* Task statement *
Your task is to copy each line of the records that includes the string "JSON".

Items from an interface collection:

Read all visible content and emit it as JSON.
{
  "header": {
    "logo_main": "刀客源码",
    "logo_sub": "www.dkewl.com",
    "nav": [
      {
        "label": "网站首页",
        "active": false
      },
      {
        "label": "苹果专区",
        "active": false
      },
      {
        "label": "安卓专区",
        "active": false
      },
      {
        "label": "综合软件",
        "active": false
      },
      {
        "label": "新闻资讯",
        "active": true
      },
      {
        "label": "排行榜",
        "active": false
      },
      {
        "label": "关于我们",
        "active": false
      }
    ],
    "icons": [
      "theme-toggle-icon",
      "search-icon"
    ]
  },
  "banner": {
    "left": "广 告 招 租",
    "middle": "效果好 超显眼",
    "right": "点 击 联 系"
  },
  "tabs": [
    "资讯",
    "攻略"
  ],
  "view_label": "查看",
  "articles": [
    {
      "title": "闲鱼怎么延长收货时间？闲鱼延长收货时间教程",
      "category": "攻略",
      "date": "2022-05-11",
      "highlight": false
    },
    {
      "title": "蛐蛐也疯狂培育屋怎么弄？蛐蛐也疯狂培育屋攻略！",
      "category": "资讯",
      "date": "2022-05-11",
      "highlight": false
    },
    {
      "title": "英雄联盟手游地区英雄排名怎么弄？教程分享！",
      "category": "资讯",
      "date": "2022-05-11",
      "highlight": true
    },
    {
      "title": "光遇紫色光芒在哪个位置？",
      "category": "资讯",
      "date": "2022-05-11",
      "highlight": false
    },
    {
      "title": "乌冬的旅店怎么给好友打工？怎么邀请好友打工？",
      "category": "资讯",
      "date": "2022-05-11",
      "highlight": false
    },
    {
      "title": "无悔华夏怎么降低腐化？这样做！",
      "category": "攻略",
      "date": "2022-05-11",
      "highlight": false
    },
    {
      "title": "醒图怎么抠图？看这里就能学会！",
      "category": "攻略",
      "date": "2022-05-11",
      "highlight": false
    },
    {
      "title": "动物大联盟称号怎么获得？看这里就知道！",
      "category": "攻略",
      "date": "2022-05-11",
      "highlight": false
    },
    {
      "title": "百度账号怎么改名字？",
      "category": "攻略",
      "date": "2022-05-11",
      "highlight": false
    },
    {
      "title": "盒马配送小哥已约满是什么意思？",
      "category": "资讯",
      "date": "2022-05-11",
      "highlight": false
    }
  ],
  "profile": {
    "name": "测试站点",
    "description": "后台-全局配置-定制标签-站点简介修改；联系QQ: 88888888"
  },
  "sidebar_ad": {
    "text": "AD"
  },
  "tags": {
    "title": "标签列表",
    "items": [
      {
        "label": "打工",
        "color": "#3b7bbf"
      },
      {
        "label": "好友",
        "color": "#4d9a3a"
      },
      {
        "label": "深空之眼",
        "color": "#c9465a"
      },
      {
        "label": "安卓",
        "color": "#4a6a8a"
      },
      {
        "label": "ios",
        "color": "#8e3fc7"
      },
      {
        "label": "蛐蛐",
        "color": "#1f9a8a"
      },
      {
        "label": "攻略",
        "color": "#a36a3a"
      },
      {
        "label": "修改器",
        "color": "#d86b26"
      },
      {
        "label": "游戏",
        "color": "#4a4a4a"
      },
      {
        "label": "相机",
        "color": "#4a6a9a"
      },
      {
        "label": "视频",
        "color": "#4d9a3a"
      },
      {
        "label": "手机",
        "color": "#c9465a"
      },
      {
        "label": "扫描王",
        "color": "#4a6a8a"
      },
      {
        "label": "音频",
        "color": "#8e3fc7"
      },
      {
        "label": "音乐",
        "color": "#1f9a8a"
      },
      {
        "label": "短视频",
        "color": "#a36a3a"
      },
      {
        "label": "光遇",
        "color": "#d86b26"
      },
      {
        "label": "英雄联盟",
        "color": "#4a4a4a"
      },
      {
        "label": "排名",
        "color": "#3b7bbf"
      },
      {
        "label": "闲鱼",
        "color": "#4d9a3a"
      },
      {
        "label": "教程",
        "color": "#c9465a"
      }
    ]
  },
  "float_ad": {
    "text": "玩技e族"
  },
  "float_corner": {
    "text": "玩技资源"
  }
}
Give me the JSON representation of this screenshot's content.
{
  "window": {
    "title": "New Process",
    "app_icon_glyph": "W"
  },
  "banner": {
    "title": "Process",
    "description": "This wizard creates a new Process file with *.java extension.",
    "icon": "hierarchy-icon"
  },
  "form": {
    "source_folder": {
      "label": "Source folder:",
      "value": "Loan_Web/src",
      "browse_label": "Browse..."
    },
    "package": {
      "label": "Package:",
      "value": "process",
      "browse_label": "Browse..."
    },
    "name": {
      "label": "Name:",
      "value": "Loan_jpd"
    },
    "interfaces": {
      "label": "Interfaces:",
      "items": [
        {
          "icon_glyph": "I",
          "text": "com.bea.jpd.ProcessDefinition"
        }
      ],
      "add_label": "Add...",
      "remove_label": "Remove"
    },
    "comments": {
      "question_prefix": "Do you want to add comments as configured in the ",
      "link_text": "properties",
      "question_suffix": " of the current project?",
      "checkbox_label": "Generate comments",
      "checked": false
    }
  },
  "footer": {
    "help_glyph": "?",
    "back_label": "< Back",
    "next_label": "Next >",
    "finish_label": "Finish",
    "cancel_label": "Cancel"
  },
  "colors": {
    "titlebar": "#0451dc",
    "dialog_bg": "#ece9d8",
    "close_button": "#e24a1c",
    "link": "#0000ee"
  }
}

* Exercise result *
Read all visible content and emit it as JSON.
Give me the JSON representation of this screenshot's content.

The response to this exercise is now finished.